All tile and stone floors must incorporate provisions for independent movement. This means that perimeter joints must either be left open, or they must be “grouted” with something elastic like caulking or special expansion joint material. In the new homes we work on, perimeter movement accommodation is achieved by installing the tiled floors before the baseboards (skirting boards) are put on. The tiles then slide under the boards when expansion occurs.

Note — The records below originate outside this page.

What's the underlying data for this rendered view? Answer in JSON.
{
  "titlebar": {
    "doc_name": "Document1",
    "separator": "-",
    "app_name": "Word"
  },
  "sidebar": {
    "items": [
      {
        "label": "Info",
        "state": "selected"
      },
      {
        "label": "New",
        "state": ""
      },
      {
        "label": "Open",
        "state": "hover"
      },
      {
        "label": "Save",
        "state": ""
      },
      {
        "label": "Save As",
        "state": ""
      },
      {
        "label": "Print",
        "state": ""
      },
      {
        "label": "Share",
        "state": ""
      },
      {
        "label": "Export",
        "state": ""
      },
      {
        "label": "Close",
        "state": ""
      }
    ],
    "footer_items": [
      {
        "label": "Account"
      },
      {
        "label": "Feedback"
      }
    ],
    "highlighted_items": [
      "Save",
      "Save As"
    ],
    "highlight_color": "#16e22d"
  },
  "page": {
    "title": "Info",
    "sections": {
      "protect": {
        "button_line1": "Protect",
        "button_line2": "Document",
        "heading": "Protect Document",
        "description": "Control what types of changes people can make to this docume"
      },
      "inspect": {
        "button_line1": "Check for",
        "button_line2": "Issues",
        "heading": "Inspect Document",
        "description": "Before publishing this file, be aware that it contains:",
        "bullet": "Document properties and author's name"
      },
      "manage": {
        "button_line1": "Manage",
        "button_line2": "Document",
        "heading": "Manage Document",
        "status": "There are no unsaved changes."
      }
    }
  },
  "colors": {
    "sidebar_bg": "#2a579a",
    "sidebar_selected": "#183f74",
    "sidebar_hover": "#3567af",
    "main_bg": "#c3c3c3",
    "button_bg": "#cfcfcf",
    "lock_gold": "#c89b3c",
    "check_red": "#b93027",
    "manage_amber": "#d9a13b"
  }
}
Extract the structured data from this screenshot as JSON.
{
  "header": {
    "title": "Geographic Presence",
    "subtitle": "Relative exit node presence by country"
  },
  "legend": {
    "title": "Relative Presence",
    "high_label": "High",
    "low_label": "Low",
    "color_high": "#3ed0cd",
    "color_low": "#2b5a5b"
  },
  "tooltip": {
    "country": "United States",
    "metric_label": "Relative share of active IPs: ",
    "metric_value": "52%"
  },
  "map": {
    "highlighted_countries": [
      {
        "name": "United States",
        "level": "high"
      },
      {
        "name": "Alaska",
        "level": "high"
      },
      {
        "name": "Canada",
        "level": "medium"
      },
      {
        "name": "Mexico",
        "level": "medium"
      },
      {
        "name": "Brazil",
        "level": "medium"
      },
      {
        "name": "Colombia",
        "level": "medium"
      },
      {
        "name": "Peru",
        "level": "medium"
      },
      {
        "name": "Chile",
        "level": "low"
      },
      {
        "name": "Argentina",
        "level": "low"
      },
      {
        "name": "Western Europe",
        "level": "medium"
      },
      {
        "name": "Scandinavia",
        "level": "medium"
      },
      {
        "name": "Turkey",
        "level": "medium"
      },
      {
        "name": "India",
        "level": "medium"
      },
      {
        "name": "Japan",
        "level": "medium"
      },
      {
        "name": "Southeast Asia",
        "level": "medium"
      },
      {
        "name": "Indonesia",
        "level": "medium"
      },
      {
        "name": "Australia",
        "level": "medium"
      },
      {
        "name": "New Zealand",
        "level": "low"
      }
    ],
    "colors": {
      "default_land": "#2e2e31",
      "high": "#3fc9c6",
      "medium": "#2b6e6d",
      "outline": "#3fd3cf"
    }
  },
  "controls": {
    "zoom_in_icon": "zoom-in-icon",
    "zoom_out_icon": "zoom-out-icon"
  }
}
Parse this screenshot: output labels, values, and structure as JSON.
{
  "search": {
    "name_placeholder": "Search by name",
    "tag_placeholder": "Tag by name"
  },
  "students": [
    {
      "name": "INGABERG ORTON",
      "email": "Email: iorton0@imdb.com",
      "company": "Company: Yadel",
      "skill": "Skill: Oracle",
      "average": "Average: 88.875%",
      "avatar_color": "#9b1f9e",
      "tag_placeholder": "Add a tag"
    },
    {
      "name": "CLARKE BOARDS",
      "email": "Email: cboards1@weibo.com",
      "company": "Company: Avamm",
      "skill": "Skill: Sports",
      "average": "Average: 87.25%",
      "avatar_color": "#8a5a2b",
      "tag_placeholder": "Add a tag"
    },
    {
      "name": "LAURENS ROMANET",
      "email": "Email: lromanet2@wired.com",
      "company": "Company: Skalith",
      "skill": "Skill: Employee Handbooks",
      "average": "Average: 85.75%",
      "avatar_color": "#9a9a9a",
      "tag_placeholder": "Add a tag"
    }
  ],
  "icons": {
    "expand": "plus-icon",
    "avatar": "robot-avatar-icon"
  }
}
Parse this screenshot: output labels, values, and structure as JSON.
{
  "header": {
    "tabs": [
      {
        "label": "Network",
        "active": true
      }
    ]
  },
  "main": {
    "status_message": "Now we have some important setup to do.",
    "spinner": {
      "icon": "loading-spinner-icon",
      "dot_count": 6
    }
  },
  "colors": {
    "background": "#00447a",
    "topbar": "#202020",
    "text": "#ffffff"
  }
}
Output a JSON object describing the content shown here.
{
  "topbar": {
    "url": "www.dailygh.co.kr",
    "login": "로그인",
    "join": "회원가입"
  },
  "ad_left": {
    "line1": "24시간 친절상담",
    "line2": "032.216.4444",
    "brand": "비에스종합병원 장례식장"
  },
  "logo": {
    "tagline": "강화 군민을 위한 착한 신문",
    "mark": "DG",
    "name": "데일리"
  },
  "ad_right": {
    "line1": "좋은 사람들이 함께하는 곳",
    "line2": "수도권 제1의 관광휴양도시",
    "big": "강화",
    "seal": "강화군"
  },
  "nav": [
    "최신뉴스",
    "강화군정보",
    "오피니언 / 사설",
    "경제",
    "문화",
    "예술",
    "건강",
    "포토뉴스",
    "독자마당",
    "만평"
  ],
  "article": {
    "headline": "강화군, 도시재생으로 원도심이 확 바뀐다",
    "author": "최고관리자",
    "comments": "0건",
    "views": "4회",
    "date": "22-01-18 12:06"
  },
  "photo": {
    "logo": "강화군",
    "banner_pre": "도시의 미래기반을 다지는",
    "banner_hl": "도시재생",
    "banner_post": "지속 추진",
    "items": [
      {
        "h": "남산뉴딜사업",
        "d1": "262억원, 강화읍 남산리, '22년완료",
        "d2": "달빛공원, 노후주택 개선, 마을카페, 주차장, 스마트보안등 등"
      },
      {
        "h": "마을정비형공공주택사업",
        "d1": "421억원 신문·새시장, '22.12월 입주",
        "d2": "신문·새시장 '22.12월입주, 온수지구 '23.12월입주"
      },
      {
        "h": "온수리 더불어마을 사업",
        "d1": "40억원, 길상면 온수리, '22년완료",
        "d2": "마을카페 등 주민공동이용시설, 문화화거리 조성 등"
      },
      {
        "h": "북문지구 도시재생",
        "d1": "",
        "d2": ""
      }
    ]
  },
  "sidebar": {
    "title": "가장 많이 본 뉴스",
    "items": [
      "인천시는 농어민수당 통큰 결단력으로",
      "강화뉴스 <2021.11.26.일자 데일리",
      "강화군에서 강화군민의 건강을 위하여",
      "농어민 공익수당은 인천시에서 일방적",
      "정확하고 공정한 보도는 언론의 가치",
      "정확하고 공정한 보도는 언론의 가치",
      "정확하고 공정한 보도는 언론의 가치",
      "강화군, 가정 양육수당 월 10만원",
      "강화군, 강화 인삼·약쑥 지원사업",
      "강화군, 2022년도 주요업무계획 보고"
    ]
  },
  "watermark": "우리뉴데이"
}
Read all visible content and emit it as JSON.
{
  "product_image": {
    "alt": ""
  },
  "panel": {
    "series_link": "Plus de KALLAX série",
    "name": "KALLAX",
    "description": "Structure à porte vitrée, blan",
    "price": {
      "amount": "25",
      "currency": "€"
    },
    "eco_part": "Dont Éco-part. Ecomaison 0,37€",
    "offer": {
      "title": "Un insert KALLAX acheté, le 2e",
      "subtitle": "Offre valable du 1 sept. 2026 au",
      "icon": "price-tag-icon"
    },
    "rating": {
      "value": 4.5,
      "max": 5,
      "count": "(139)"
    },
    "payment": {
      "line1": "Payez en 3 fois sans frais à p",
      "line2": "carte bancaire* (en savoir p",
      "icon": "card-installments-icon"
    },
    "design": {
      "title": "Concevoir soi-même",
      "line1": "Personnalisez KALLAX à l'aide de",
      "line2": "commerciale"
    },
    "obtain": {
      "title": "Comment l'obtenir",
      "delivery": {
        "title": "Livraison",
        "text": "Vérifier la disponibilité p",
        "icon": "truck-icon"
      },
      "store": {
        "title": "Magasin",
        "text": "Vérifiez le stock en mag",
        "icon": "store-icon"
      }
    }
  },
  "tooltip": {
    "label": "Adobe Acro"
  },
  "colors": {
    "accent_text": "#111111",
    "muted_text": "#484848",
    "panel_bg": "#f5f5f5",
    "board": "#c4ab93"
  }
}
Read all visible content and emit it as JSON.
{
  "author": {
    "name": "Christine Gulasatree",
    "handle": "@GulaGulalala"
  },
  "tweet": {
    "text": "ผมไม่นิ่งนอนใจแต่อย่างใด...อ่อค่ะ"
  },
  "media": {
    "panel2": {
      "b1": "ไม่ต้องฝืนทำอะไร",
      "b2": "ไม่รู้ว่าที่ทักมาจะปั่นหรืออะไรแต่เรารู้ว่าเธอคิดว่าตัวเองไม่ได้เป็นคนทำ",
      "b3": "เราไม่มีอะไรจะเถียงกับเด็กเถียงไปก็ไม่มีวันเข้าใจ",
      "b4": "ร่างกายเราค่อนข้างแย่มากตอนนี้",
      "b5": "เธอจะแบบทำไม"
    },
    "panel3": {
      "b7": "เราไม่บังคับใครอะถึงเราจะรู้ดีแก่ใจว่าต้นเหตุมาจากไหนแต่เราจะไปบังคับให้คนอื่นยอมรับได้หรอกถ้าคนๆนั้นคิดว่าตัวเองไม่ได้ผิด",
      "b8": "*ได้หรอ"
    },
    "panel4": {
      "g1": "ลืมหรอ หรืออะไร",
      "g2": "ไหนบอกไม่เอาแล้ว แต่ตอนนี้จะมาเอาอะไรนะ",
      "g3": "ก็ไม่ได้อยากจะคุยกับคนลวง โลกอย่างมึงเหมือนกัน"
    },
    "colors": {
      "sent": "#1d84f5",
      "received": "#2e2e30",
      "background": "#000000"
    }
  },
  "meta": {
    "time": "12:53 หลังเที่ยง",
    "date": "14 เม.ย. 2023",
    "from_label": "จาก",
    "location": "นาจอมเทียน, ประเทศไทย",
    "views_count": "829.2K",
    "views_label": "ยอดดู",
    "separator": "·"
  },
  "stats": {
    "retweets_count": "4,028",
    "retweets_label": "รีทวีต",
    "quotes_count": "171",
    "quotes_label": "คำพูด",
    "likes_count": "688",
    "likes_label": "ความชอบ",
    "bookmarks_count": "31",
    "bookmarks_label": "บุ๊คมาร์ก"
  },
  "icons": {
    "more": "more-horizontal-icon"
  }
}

In very large floor areas, expansion joints must be left in the tiled “field.” The maximum distance a tiled floor can stretch without an expansion joint is 30 feet, and most tile setters would consider that extreme. I insert movement joints when the field of tile exceeds 25 feet. In some cases this will mean having a caulked joint in the middle of a ceramic tile floor.
• Concrete Slabs
Installing ceramic or stone tiles directly to a concrete slab is not the best thing in the world a person can do. Concrete expands and contracts at a very different rate than does ceramic tile. This difference in “coefficient of expansion” can cause tile and grout to crack, and in severe cases the tiles can actually delaminate from the concrete. The judicious use of soft movement joints can help prevent this, but there is no guaranty. Likewise, anti-fracture membranes can be used under the tile installation, but again, nothing is guaranteed.
• What to Do
I’ve covered only a bit of the material you’ll need to make an informed decision as to your ceramic or stone tile floors, but greater, more bountiful sources of information are available to you. In the United States the standards guiding the ceramic tile industry are developed by The American National Standards Institute (ANSI), and they are published by the Tile Council of North America. General installation procedures are contained in the “Handbook for Ceramic Tile Installation” which may be purchased from the Tile Council. The complete standards are contained in ANSI A-108 and A-118. The ANSI standards are also available at the Tile Council.
The Terrazzo Tile and Marble Association of Canada (TTMAC) provides guidance to our friends to the north.
• Other Resources
My current book, Tile Your World: John Bridge’s New Tile Setting Book, is available at the Tile Your World On-line Store or at Amazon.com. It can also be special ordered from any brick and mortar book store in the U.S. and Canada.
For an explanation of porcelain floor tiles, see my article on that subject.
For more information on the Schluter Ditra uncoupling membrane, see Ditra Floors.
And for everything and anything you might want to know about any aspect of the ceramic tile industry, you can log onto the John Bridge Forums and ask questions of any of a number of tile professionals who routinely gather there. You will also find a reference “liberry” containing links to numerous pictures, diagrams and articles.
See you at the forums.
Additonal information on tiled floors